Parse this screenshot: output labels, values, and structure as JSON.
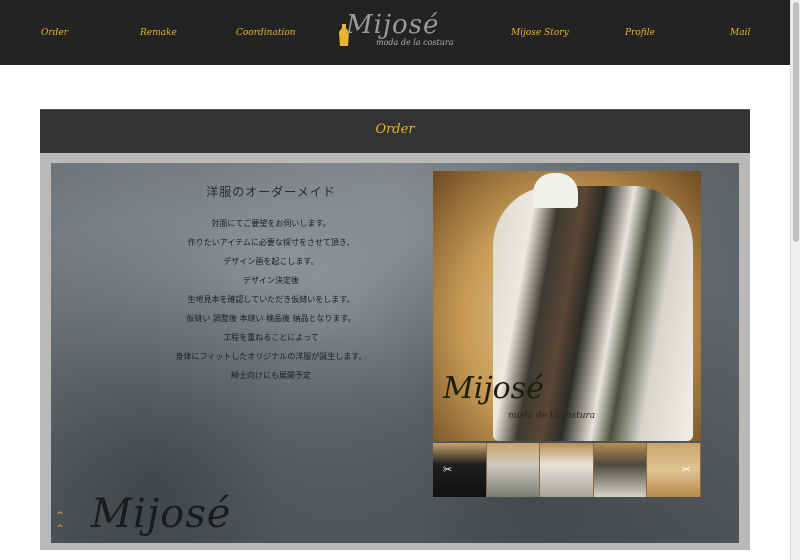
{
  "nav": {
    "items": [
      "Order",
      "Remake",
      "Coordination",
      "Mijose Story",
      "Profile",
      "Mail"
    ],
    "logo_word": "Mijosé",
    "logo_tagline": "moda de la costura"
  },
  "section": {
    "title": "Order",
    "heading": "洋服のオーダーメイド",
    "lines": [
      "対面にてご要望をお伺いします。",
      "作りたいアイテムに必要な採寸をさせて頂き、",
      "デザイン画を起こします。",
      "デザイン決定後",
      "生地見本を確認していただき仮縫いをします。",
      "仮縫い 調整後 本縫い 検品後 納品となります。",
      "工程を重ねることによって",
      "身体にフィットしたオリジナルの洋服が誕生します。",
      "紳士向けにも展開予定"
    ],
    "panel_logo": "Mijosé",
    "photo_logo": "Mijosé",
    "photo_tagline": "moda de la costura",
    "up_arrows": [
      "^",
      "^"
    ]
  },
  "gallery": {
    "thumbnail_count": 5,
    "prev_icon": "scissors-icon",
    "next_icon": "scissors-icon"
  },
  "colors": {
    "accent": "#e9b52a",
    "nav_bg": "#232323",
    "section_header_bg": "#333333"
  }
}
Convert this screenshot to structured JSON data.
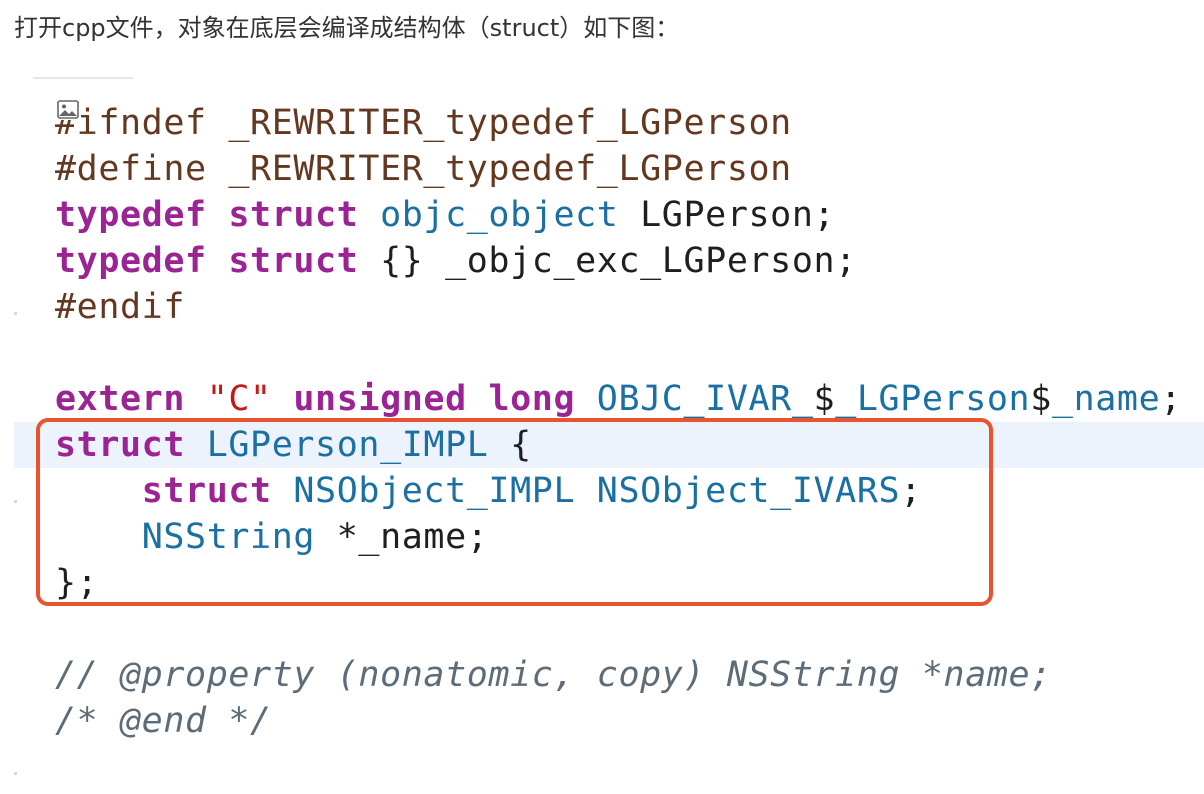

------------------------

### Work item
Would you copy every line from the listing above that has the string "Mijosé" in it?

### Final answer
    "logo_word": "Mijosé",
    "panel_logo": "Mijosé",
    "photo_logo": "Mijosé",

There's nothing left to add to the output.